Perhaps most importantly is what I learned about myself. I've always been (still can be) a very shy person. I was never the overly outgoing type. And I was almost always the one to back away from things if they seemed dangerous. Kenya showed me that I have what it takes to stand up to injustices. Get a few guys threading to kill you and it really tests you. Standing up to those men that threatened to cut my head off nearly every single day for 4 straight months showed me that I am bolder than I ever gave myself credit for.
The lessons are endless. Never will I forget my experiences in Kenya. From short trips to TI to the time with In Step. The fun times of shooting darts, late night games, bad movies, pranks and a trip to the Coast will always be with me. The hard lessons to learn will also forever be with me. The death of Peter. The feeling like I was the one that killed him. Seeing what horrendous things parents did to their children. Experiencing corruption as I was threatened with prison. Yet those lessons have, in their own ways, also given me strength.
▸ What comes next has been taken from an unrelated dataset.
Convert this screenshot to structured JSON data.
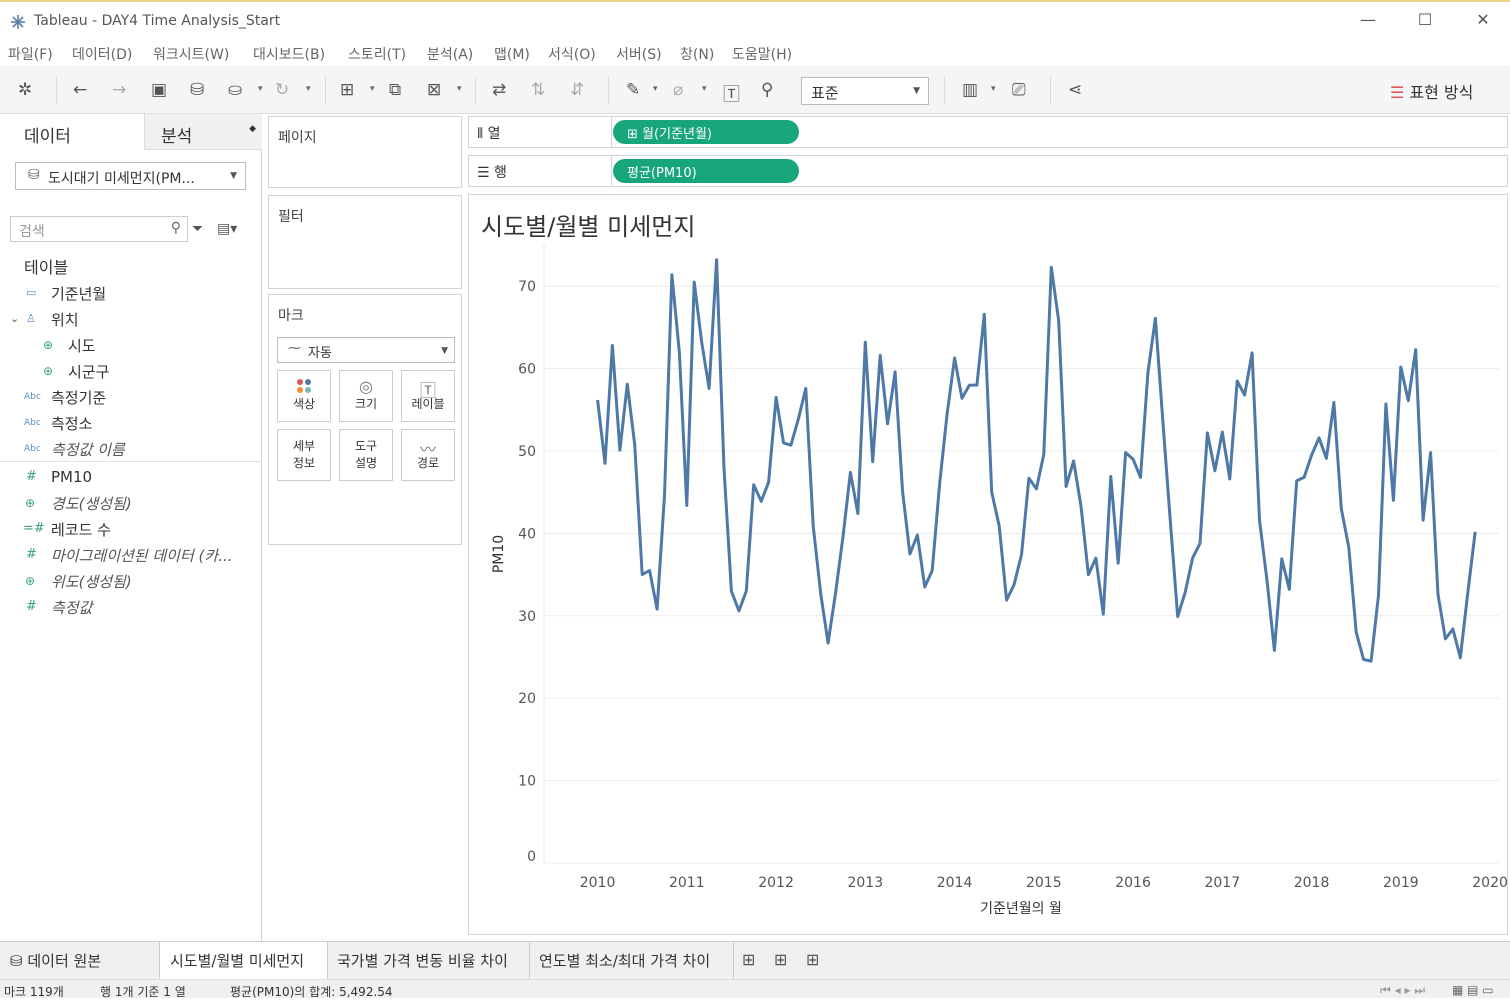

I can never forget the stories of God's moving. Little Martin that was on his death bed in July of 2009 when I first went to Kenya. The same little Martin that is not so little anymore. But he is alive and well today. Stories of how God provided finances, both personally and in ministry, at just the right times. Kids that have been given a chance to succeed at life though they had once been abandoned, some left for dead.
Still, after all of these things that Kenya has shown me I still get mocked and ridiculed for spending so much time there. And I'm more than tired of it. In fact, I'm really pissed off about it. I understand that not everyone will agree with what I did. That's fine. But, please, do not belittle what I did. You don't have to support it or like it. But please, accept it. And if you want, it's even okay to ask about it from time to time rather than changing the subject every time it comes up.
Okay, my rant is over.